Andrea repeated the message to Jane Anne, who agreed.
"Listen Andy, I know that Melissa and Jocelyn will want to talk to you too. Do you have a computer?"
"Yeah, do you want my email?" Andrea replied.
"Of course, but do you have a computer call system? I have, and so do Melissa and Jocelyn. We talk long distance all the time."
"I have a call system too, do you want to conference?"
"You bet I do!"
Before they hung up, arrangements were made to conference call the following day. 'The Fearless Four' were together again, linked not only by electronics, but by a deep friendship that had lasted two decades. During the course of the conversation, Jane Anne discovered why Andrea had chosen to disappear into the Midwest of Canada.
The other three friends already knew that Andrea had a child out of wedlock, but they didn't understand why she hadn't come home with her child. Any or all of the three of them would have helped her in any way she needed. Andrea knew that, but she was ashamed to come home.
The first thing she did when she found out she was pregnant, was to call her mom. She wanted Andrea to come home to have the baby, but her father didn't. He was a staunch church goer, and very rigid in his beliefs. He said that Andrea could come home.. alone. He had no intention of helping her to raise an illegitimate child, so she would have to give it up for adoption!

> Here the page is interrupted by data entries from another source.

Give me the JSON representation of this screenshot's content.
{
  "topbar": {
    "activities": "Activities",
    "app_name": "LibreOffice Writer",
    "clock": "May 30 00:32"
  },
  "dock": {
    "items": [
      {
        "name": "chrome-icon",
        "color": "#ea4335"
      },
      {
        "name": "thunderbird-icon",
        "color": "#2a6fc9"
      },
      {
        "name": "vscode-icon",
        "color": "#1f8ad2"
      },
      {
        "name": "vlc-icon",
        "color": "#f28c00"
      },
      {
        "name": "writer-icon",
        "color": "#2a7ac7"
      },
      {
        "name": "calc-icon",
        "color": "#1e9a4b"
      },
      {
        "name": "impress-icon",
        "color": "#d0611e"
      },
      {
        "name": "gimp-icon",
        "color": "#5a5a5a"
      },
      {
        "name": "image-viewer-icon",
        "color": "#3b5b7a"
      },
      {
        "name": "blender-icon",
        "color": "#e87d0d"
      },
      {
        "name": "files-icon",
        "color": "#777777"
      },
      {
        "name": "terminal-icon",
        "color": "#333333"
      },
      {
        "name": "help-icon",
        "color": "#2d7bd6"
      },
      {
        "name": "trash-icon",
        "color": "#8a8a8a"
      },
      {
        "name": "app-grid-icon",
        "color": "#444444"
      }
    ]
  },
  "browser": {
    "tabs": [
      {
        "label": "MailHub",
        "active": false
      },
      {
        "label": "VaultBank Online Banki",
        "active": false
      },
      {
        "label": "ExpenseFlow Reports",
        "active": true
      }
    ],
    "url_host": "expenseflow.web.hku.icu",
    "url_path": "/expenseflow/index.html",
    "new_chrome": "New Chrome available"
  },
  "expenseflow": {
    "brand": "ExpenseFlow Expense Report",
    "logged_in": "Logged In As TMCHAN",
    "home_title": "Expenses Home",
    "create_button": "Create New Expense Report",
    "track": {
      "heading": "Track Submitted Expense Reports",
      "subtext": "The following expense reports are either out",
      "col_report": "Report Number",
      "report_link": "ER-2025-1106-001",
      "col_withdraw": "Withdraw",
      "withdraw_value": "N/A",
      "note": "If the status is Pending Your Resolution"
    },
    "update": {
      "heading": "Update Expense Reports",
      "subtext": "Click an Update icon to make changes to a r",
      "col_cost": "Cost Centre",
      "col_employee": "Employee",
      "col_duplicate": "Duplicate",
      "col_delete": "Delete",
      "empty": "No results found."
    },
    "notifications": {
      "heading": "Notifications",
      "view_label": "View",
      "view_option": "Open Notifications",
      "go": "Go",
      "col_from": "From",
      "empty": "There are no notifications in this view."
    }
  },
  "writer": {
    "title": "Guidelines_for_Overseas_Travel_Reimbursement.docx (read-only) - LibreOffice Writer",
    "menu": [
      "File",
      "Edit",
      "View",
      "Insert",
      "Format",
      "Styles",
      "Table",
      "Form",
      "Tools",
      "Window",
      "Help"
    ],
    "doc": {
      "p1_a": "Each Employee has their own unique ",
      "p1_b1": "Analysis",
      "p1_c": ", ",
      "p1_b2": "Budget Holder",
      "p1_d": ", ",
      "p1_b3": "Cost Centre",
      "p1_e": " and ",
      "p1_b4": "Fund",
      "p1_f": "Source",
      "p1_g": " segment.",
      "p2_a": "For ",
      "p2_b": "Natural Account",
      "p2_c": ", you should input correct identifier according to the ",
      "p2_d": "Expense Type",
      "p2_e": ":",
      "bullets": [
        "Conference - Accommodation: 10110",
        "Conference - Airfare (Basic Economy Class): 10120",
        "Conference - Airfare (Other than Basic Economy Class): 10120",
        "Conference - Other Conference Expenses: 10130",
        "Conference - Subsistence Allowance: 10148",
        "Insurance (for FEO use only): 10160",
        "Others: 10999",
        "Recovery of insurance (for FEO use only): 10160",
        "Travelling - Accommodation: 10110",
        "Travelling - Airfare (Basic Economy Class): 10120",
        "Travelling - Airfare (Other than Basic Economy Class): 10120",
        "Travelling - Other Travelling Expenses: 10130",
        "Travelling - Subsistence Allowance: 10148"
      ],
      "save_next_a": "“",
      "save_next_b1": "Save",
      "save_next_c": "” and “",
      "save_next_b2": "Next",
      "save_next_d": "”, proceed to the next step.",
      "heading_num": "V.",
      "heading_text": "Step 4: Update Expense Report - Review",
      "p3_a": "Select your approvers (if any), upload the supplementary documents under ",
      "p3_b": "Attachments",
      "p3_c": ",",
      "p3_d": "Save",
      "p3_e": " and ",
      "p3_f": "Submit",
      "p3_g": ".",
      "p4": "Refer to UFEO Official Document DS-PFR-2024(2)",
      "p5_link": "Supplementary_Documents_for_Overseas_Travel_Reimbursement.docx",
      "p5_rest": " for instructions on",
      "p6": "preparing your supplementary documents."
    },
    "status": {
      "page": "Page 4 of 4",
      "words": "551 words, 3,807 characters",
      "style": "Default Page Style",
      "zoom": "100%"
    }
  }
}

Andrea refused, and so her mom had left her father. She had gone out to Alberta to help Andrea raise the child, who was currently ten years old. Andrea had met a wonderful man when her son was two years old. They got married, and he adopted her son to raise as his own. They now had two more sons together. There was a lot of laughter and discussion about how much trouble young boys could get into.
There was one question that hung in the air, unasked up to that point. Finally, Jane Anne dredged up the courage to ask it.
"Why didn't you call us in all those years? You've got to know that we wouldn't judge you. You could have lived with any one of us, if your father wouldn't accept you."
There was a long silence.. None of the other three spoke. Finally, Andrea's trembling voice came over the computer's speakers.
"My husband Nathan...."
Again a silence. Andrea had to screw up her courage to tell the rest, but she hadn't seen her friends in ten years. She didn't know how they would react to the information she was about to give them.
"My husband Nathan is of African descent. I thought if the town couldn't accept an illegitimate child, they certainly couldn't accept a racially mixed marriage!"
There was no silence this time. Jane Anne was the first to jump in.
"That's it? You disappeared for ten years because your husband has a better tan than we do? Give your head a shake girl! Come home for a visit. Let us meet him and the kids. we all have kids of our own, and some of them are boys. I'm convinced they'll all get along just fine."
Everyone knew that there was more to it than the color of Nathan's skin. There were cultural differences, and racial attitudes that had to be addressed, but now that they were all together again, they would cope. Andrea probably wouldn't move back East, at least not right away, but there would be summer vacations and long conference calls among the four friends. There would be many years ahead for Jane Anne to repay all of the small kindness that had shaped her life.